Being Single Can Suck, and It’s OK to Admit It



Being single is hard and it’s okay to admit it.


My contribution to The Observer’s 2019 Valentine’s Day issue was a spineless, saccharine piece of word vomit in which I gushed about the merits of being single and ways to shower yourself and your friends with love instead. It sounds endearing on paper, but it’s also grossly disingenuous. I love a good ladies’ night as much as the next gal, but deeply appreciating others doesn’t change the fact that you might still be single.

And being single can tremendously suck.

For those who argue that it shouldn’t matter because Valentine’s Day is a made-up money grab that’s no different from any other day, you’re right. People date and flirt and canoodle publicly the other 364 days of the year, and being single still sucks on any given one of them. 

And I’m not talking about the dating-around, in-the-talking-phase or just-hooking-up types of single, though those all come with their own treasure troves of aggravations. I’m talking about the truly-alone, not-talking-to-anyone, not-even-one-viable-Tinder-match type of single. The type where you unwittingly wonder if you’re going to grow up into a cat lady even though you’re a dog person, and go wild if your Whole Foods cashier so much as kindly smiles at you or your Ram Van driver remembers your name.

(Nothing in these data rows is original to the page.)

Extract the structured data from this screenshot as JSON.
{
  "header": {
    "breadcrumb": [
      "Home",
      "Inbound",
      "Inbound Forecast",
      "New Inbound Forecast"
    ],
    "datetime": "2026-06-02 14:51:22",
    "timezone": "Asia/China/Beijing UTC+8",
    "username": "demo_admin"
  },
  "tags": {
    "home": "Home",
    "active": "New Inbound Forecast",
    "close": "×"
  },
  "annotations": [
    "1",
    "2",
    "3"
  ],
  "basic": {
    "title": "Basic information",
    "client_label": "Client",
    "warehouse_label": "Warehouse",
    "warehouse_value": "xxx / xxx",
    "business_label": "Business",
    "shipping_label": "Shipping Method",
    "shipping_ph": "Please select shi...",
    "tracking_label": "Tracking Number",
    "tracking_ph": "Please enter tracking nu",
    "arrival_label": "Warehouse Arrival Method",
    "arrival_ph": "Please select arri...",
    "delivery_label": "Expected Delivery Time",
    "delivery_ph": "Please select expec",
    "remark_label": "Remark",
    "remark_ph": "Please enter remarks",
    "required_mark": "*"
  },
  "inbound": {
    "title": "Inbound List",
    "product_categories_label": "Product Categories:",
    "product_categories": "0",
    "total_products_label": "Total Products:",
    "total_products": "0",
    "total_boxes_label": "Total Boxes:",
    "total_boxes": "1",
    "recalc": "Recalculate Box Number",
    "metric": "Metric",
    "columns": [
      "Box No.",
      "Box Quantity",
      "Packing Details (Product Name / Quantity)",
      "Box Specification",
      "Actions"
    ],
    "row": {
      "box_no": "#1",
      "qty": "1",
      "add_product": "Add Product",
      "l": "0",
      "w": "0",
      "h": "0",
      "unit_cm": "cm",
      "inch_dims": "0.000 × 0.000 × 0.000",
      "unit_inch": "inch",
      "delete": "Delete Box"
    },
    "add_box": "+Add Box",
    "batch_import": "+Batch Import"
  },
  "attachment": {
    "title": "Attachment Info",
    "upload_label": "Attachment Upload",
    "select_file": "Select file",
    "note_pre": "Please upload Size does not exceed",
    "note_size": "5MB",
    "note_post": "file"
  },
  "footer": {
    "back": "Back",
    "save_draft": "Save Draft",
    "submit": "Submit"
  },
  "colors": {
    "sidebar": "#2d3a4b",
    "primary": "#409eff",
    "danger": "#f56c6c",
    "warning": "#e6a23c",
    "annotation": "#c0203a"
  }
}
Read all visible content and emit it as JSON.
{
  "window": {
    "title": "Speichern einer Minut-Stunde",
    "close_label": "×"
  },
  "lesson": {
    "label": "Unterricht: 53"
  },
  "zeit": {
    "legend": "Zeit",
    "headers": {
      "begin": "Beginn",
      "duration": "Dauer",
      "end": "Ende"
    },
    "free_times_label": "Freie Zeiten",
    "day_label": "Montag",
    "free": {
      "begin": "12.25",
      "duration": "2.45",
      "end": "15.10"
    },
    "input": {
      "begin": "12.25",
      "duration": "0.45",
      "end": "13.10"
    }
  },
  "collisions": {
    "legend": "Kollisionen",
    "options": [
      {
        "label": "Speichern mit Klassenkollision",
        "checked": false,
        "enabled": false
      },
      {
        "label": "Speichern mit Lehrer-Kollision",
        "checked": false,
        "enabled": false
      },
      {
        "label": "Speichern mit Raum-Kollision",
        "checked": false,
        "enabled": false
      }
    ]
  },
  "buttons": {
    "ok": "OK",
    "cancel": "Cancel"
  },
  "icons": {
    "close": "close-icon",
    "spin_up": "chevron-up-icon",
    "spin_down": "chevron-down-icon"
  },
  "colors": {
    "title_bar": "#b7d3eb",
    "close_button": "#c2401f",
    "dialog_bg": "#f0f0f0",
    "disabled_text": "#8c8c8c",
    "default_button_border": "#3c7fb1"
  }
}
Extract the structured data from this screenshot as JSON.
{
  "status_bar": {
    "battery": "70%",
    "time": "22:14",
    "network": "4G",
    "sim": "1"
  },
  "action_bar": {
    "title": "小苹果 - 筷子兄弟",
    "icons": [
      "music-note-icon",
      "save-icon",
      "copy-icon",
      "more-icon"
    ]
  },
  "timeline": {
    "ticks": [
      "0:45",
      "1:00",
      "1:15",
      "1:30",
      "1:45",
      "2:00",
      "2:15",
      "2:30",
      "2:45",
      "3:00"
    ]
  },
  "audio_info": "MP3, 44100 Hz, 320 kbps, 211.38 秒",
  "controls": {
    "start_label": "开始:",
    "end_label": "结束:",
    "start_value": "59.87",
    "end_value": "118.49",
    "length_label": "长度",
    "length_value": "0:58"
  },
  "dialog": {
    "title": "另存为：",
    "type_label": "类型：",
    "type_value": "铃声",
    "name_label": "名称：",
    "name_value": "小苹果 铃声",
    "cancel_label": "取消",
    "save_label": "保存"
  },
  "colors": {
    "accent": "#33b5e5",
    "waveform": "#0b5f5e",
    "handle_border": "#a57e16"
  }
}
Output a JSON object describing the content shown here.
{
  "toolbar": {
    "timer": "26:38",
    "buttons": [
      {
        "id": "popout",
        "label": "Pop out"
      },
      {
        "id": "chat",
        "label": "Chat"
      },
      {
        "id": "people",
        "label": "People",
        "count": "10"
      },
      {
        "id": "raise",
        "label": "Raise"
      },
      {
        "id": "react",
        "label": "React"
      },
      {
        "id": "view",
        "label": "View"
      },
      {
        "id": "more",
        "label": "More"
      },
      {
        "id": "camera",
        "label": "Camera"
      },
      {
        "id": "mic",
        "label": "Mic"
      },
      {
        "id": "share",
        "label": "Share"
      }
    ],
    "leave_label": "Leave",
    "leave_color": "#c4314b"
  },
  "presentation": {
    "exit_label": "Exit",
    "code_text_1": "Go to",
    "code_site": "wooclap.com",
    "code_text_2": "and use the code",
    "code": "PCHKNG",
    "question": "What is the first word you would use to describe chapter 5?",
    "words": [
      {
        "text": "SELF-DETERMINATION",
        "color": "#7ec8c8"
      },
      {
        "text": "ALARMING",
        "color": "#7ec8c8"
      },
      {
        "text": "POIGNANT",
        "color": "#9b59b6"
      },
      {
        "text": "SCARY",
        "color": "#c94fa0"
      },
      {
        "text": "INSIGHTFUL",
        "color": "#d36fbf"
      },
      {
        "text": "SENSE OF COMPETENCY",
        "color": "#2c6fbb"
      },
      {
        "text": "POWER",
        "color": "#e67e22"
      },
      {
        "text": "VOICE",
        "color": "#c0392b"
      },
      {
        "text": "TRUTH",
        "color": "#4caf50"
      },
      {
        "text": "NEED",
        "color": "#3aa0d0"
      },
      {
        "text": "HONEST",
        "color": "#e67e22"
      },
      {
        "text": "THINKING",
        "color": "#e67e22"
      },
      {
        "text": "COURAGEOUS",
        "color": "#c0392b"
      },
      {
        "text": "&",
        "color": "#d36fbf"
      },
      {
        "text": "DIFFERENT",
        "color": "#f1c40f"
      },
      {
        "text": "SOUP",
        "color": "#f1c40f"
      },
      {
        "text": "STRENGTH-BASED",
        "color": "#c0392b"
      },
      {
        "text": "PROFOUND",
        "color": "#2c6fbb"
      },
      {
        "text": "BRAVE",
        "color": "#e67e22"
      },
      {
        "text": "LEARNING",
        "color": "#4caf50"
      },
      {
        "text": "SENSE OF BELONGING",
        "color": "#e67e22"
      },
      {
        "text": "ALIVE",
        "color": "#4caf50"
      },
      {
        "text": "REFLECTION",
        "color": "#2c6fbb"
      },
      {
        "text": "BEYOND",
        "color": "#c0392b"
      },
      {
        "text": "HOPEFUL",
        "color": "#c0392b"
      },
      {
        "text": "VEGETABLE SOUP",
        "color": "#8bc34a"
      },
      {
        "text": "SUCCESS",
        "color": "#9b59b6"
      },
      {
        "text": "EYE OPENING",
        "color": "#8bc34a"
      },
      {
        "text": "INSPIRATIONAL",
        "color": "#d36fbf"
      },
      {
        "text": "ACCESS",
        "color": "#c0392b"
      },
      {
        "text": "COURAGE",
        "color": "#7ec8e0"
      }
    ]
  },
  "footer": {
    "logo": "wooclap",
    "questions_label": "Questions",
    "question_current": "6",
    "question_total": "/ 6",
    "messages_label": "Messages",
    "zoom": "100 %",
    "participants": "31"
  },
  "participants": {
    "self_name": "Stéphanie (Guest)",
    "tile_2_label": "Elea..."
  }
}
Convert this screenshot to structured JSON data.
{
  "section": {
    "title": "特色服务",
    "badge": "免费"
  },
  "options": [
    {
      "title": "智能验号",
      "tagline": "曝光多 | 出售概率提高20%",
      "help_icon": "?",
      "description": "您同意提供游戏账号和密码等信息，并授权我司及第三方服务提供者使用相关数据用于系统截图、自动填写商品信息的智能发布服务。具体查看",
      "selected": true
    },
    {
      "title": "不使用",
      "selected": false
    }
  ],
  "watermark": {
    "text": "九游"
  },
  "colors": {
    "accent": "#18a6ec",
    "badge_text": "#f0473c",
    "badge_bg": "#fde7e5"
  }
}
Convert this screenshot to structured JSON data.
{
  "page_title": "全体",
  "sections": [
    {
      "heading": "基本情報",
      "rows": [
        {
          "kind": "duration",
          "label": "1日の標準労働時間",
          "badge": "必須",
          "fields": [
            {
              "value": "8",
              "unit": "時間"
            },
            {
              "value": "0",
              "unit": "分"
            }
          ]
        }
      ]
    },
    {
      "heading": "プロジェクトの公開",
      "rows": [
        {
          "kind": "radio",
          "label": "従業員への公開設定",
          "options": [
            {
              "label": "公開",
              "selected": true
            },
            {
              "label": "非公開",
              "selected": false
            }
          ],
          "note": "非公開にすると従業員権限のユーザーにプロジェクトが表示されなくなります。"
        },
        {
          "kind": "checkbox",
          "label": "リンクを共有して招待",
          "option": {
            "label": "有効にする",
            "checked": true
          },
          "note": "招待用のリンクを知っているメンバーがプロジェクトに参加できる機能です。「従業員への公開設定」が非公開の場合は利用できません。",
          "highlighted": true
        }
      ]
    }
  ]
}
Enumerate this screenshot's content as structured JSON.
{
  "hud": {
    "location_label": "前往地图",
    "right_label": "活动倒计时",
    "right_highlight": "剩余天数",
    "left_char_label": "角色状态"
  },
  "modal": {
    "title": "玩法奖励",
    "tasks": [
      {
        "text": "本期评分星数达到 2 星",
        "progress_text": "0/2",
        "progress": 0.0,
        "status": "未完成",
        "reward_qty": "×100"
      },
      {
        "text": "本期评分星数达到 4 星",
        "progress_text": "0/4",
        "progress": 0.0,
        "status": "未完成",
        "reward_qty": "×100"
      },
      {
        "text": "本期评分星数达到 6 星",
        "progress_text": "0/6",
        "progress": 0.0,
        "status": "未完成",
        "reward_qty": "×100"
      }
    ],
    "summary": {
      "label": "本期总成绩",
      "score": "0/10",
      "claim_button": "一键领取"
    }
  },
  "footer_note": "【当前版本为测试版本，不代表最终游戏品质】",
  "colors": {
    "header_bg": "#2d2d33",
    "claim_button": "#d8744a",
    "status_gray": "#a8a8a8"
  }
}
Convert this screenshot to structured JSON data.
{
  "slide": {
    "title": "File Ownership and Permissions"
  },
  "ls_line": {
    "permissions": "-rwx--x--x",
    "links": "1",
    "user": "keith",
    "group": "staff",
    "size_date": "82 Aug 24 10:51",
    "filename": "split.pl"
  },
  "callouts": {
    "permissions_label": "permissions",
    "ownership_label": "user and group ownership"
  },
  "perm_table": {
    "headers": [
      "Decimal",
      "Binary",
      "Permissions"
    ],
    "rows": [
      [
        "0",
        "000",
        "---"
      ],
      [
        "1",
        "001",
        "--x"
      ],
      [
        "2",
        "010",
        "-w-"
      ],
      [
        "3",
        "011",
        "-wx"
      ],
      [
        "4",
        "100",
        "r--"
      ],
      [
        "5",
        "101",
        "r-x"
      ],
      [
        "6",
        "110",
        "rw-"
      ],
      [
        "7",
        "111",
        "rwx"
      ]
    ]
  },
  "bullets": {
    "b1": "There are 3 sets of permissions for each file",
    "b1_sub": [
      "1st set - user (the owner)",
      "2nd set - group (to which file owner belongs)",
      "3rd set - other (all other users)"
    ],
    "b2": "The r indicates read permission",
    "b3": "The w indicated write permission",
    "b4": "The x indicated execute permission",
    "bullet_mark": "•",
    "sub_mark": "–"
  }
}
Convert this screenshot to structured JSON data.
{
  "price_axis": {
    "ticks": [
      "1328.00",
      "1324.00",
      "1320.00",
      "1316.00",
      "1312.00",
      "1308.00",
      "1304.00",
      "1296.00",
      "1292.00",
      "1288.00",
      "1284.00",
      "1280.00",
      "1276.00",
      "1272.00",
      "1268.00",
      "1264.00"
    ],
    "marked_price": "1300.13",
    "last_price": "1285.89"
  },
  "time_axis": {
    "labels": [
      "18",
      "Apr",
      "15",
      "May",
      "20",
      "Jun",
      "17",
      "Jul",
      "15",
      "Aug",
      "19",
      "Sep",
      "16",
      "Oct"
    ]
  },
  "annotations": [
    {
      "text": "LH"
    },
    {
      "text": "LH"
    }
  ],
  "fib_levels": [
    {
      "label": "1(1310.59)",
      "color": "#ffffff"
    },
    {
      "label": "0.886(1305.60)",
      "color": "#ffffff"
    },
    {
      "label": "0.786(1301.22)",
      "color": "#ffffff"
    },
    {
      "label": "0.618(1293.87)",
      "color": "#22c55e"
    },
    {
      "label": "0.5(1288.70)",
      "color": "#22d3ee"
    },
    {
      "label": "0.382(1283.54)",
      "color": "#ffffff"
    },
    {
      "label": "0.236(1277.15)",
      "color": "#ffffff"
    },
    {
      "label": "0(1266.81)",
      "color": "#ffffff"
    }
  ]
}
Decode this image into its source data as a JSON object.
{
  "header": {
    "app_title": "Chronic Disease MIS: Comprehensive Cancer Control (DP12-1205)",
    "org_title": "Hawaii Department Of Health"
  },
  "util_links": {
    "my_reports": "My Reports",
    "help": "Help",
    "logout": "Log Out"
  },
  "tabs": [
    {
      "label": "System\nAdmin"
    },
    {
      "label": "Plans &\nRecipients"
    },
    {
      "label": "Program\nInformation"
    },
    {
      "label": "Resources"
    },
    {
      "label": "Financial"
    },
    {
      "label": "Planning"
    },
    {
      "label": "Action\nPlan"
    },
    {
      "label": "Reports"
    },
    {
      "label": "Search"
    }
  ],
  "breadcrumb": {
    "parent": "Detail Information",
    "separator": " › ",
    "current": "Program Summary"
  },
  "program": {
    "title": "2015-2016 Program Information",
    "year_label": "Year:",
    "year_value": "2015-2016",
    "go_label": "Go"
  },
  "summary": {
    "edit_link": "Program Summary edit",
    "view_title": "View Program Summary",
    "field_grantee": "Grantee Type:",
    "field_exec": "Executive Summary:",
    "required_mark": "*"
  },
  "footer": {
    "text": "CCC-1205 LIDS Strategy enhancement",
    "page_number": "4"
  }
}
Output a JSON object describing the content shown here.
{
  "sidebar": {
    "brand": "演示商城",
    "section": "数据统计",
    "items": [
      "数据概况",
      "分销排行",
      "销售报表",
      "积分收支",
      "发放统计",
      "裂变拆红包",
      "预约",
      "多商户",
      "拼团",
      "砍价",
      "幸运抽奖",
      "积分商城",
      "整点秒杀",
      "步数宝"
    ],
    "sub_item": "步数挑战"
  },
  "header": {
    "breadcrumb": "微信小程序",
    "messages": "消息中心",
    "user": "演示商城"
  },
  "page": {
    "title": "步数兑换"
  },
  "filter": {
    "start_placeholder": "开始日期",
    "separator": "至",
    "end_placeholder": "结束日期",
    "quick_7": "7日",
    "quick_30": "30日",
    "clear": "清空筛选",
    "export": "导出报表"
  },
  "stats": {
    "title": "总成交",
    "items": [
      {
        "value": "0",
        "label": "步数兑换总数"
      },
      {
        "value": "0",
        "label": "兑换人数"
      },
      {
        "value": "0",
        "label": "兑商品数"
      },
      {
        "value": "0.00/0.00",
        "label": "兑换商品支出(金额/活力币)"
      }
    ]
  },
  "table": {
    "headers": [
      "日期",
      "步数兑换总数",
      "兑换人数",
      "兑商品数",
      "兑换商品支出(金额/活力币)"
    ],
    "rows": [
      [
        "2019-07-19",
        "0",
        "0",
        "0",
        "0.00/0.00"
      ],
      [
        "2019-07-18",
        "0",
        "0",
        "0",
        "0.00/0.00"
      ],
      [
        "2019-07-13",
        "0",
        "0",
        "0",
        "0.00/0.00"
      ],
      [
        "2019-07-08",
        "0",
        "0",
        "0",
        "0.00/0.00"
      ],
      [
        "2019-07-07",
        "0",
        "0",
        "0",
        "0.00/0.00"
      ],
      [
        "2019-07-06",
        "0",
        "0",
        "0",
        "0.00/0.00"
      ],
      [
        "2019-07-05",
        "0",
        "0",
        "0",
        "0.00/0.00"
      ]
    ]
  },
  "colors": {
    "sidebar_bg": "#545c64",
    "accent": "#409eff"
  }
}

In case you couldn’t tell, I know that type. I’ve been alive for a score and I still have yet to score. (No shame, no pity.) But I’ve always had a reason: For half my life I was too young, then I was busy questioning my sexuality, then I was just busy. Too busy putting my success first and making my own way in the world. I now recognize these “reasons” as a litany of excuses I don’t make anymore. But that doesn’t change the fact that I still want to proffer them, especially around Valentine’s Day, because the confidence to face them doesn’t arise in a day.

When I bring this up to my friends, they rush to say, “Ah, you don’t need an S.O.” Which is true. Yet their sentence has an unspoken (well, sometimes spoken) ending: “for now.” As in, “It’s okay if you don’t have an S.O. for now, but surely you’re going to find one. Something will happen soon enough. You’ll figure something out.”

That is, frankly, the most unfulfilling response. It’s like telling an anxious person to just not be nervous. We as a generation are finally beginning to take emotional health seriously, but it seems the minute people express those feelings in the context of singlehood, they’re labeled desperate. Needy. Dare I say, pathetic, unless they have active plans to get out there and mingle.

You shouldn’t have to. Sometimes, you just need to say, “You know, being single sucks,” without being told you should be happy, or without being expected to attempt to solve the problem right away. It’s alright not to know how to do that. And you’re not an unsupportive friend if all you respond is, “You’re right.” Trust me, that can be a much more meaningful show of love than blindly promising someone a happily-ever-after that they can’t even fathom yet.

You might still call me desperate for professing my singlehood by writing this. You might say I’m self-deluded and wallowing. I’m not saying I’m willing to accept unhappy feelings forever, nor should you. I’m just acknowledging that empty optimism about someone’s future love life doesn’t cut it as being supportive, stepping outside your comfort zone is hard, and we need to recognize that. There’s a difference between self-pity and self-awareness, and expressing your emotions without blaming anyone for them is the latter.

Therefore, I’m still holding onto that mantra: Being single can suck. Fellow single people, say it with me: Being single can suck. Go on, it’s alright. It’s not desperation, it’s not an invitation for self-pity, nor is it a cry for someone to fill a void. It’s honesty. We singles are not voids, but whole bada–es who aren’t less so when we wish for a little affection.

You and I simply want a kind of love we don’t have yet. I wish you all the best in finding it in the vast wasteland that is the dating world — but in the meantime, cry if you need to and encourage your friends to do the same. Griping about the suckiness of singledom might not alleviate it, but perhaps you can bond over it. It’s a step in an ultimately positive direction.